*** Records for processing Section Begins ***

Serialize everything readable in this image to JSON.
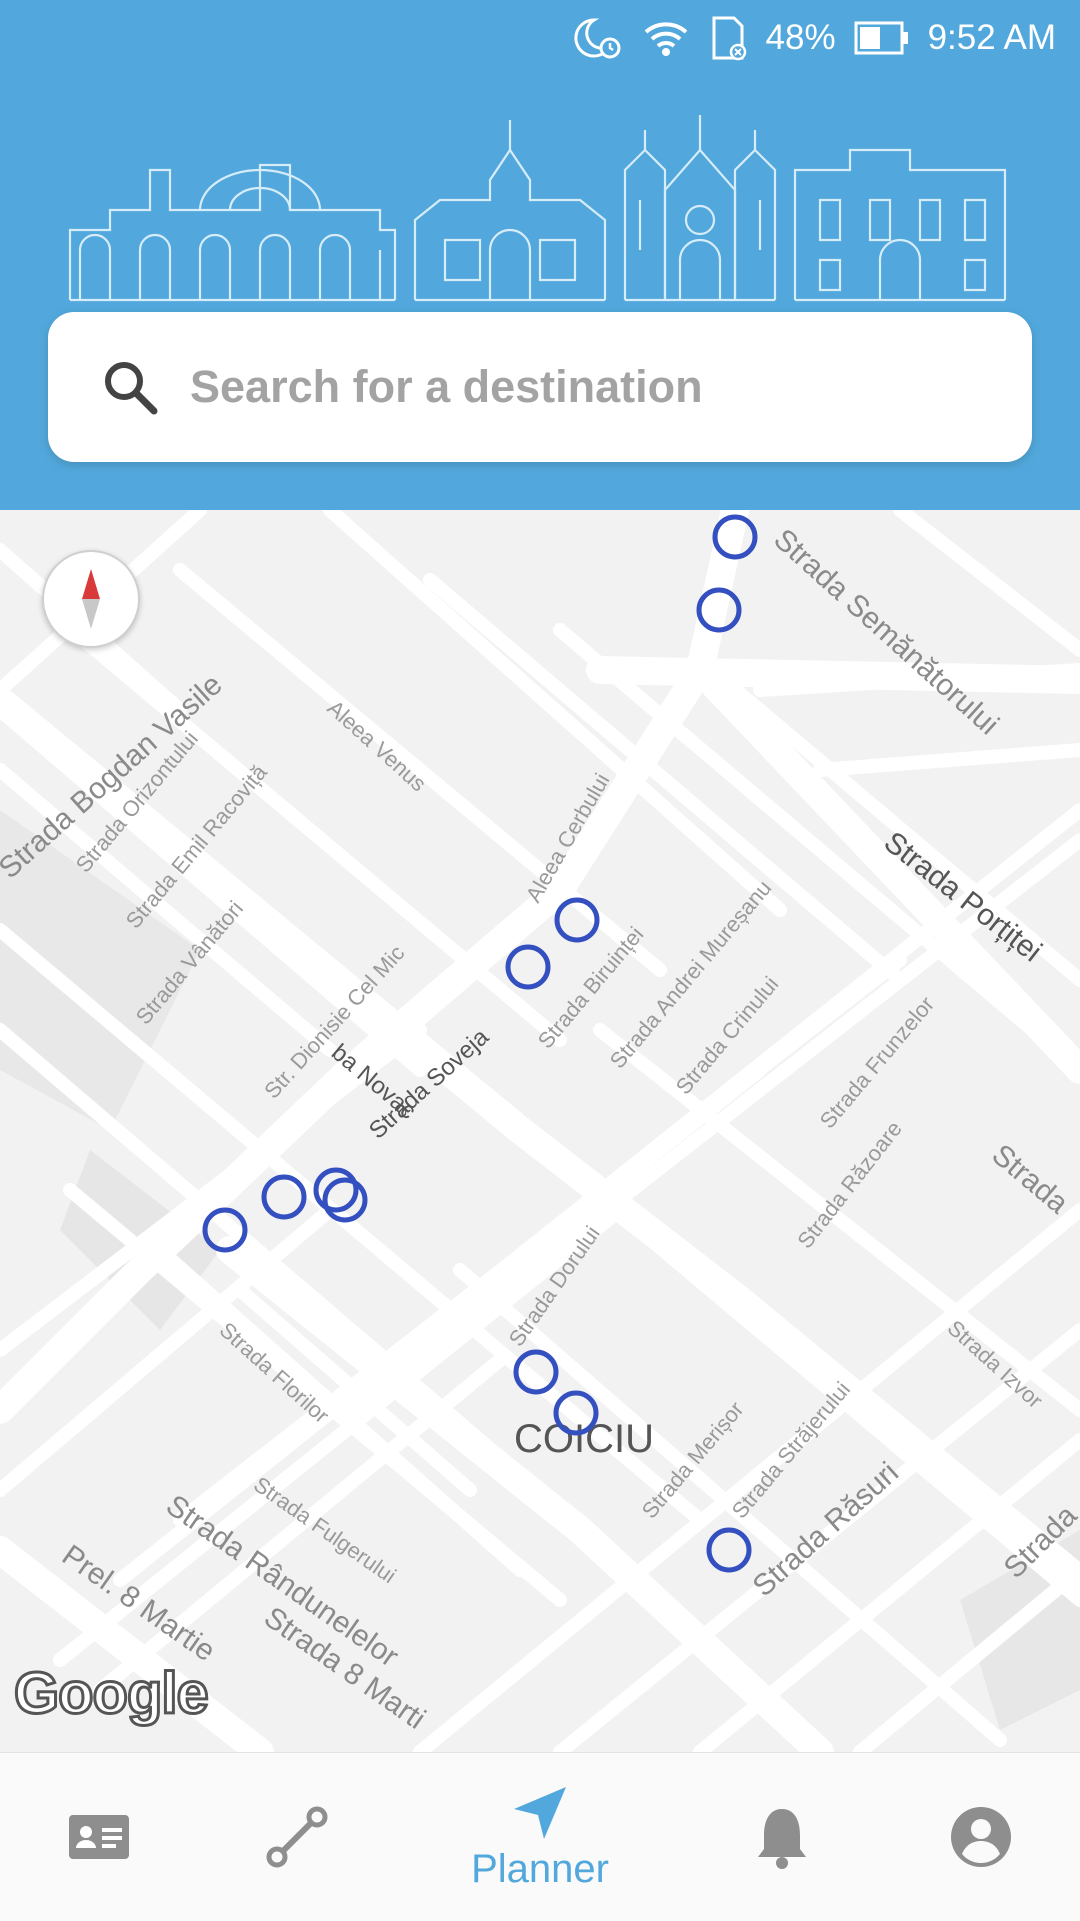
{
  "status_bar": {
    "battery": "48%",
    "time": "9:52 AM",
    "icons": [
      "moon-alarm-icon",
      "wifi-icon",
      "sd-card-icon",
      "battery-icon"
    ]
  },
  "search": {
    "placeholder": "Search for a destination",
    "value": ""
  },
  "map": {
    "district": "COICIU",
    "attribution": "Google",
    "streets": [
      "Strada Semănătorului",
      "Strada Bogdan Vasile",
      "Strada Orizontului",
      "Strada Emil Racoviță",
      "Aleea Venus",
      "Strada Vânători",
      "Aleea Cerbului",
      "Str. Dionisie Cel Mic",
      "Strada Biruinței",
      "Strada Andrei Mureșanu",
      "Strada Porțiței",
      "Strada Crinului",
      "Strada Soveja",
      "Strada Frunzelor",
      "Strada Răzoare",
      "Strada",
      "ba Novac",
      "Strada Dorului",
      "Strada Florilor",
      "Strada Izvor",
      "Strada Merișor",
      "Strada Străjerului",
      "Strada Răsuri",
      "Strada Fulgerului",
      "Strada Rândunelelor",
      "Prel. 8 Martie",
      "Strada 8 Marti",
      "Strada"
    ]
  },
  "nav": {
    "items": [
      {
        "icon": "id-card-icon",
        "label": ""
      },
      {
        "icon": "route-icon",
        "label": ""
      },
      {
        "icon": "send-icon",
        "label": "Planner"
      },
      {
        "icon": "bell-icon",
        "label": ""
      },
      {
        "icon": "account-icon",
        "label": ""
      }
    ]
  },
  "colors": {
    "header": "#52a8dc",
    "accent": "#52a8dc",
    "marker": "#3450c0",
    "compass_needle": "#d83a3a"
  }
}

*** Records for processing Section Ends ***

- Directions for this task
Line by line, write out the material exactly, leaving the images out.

- Result for this exercise
Serialize everything readable in this image to JSON.
{
  "status_bar": {
    "battery": "48%",
    "time": "9:52 AM",
    "icons": [
      "moon-alarm-icon",
      "wifi-icon",
      "sd-card-icon",
      "battery-icon"
    ]
  },
  "search": {
    "placeholder": "Search for a destination",
    "value": ""
  },
  "map": {
    "district": "COICIU",
    "attribution": "Google",
    "streets": [
      "Strada Semănătorului",
      "Strada Bogdan Vasile",
      "Strada Orizontului",
      "Strada Emil Racoviță",
      "Aleea Venus",
      "Strada Vânători",
      "Aleea Cerbului",
      "Str. Dionisie Cel Mic",
      "Strada Biruinței",
      "Strada Andrei Mureșanu",
      "Strada Porțiței",
      "Strada Crinului",
      "Strada Soveja",
      "Strada Frunzelor",
      "Strada Răzoare",
      "Strada",
      "ba Novac",
      "Strada Dorului",
      "Strada Florilor",
      "Strada Izvor",
      "Strada Merișor",
      "Strada Străjerului",
      "Strada Răsuri",
      "Strada Fulgerului",
      "Strada Rândunelelor",
      "Prel. 8 Martie",
      "Strada 8 Marti",
      "Strada"
    ]
  },
  "nav": {
    "items": [
      {
        "icon": "id-card-icon",
        "label": ""
      },
      {
        "icon": "route-icon",
        "label": ""
      },
      {
        "icon": "send-icon",
        "label": "Planner"
      },
      {
        "icon": "bell-icon",
        "label": ""
      },
      {
        "icon": "account-icon",
        "label": ""
      }
    ]
  },
  "colors": {
    "header": "#52a8dc",
    "accent": "#52a8dc",
    "marker": "#3450c0",
    "compass_needle": "#d83a3a"
  }
}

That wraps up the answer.